What you should do ▸
An exact copy of the listing below is required.

Data for analysis ▸

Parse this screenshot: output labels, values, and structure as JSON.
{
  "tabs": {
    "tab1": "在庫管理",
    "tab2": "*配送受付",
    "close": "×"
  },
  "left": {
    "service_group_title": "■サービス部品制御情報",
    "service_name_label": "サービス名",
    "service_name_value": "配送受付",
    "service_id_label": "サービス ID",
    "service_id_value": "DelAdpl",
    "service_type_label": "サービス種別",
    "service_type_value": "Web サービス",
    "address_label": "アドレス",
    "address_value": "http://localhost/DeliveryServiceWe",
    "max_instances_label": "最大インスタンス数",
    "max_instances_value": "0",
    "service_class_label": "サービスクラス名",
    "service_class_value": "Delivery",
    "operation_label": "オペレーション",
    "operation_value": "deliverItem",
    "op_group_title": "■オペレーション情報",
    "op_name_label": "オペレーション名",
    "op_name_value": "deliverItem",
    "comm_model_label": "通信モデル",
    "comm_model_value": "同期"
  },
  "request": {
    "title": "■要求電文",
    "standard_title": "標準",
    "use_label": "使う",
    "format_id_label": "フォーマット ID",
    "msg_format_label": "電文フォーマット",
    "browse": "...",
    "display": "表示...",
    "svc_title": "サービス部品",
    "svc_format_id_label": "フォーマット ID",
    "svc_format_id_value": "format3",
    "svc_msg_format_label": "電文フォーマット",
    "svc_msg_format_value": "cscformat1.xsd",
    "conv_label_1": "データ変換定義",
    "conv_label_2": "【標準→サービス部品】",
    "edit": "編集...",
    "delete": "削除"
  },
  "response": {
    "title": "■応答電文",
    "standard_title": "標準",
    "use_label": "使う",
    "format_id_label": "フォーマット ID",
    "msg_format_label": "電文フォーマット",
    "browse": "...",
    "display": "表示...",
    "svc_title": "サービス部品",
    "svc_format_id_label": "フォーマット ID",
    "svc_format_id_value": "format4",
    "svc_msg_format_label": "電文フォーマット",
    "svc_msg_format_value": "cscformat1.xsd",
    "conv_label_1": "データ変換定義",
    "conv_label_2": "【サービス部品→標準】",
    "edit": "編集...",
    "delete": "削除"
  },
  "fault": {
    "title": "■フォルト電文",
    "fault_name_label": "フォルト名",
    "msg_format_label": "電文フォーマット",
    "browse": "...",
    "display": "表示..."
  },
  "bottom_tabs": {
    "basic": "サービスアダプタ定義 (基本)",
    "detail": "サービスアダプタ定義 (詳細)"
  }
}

Solution to this problem ▸
Parse this screenshot: output labels, values, and structure as JSON.
{
  "tabs": {
    "tab1": "在庫管理",
    "tab2": "*配送受付",
    "close": "×"
  },
  "left": {
    "service_group_title": "■サービス部品制御情報",
    "service_name_label": "サービス名",
    "service_name_value": "配送受付",
    "service_id_label": "サービス ID",
    "service_id_value": "DelAdpl",
    "service_type_label": "サービス種別",
    "service_type_value": "Web サービス",
    "address_label": "アドレス",
    "address_value": "http://localhost/DeliveryServiceWe",
    "max_instances_label": "最大インスタンス数",
    "max_instances_value": "0",
    "service_class_label": "サービスクラス名",
    "service_class_value": "Delivery",
    "operation_label": "オペレーション",
    "operation_value": "deliverItem",
    "op_group_title": "■オペレーション情報",
    "op_name_label": "オペレーション名",
    "op_name_value": "deliverItem",
    "comm_model_label": "通信モデル",
    "comm_model_value": "同期"
  },
  "request": {
    "title": "■要求電文",
    "standard_title": "標準",
    "use_label": "使う",
    "format_id_label": "フォーマット ID",
    "msg_format_label": "電文フォーマット",
    "browse": "...",
    "display": "表示...",
    "svc_title": "サービス部品",
    "svc_format_id_label": "フォーマット ID",
    "svc_format_id_value": "format3",
    "svc_msg_format_label": "電文フォーマット",
    "svc_msg_format_value": "cscformat1.xsd",
    "conv_label_1": "データ変換定義",
    "conv_label_2": "【標準→サービス部品】",
    "edit": "編集...",
    "delete": "削除"
  },
  "response": {
    "title": "■応答電文",
    "standard_title": "標準",
    "use_label": "使う",
    "format_id_label": "フォーマット ID",
    "msg_format_label": "電文フォーマット",
    "browse": "...",
    "display": "表示...",
    "svc_title": "サービス部品",
    "svc_format_id_label": "フォーマット ID",
    "svc_format_id_value": "format4",
    "svc_msg_format_label": "電文フォーマット",
    "svc_msg_format_value": "cscformat1.xsd",
    "conv_label_1": "データ変換定義",
    "conv_label_2": "【サービス部品→標準】",
    "edit": "編集...",
    "delete": "削除"
  },
  "fault": {
    "title": "■フォルト電文",
    "fault_name_label": "フォルト名",
    "msg_format_label": "電文フォーマット",
    "browse": "...",
    "display": "表示..."
  },
  "bottom_tabs": {
    "basic": "サービスアダプタ定義 (基本)",
    "detail": "サービスアダプタ定義 (詳細)"
  }
}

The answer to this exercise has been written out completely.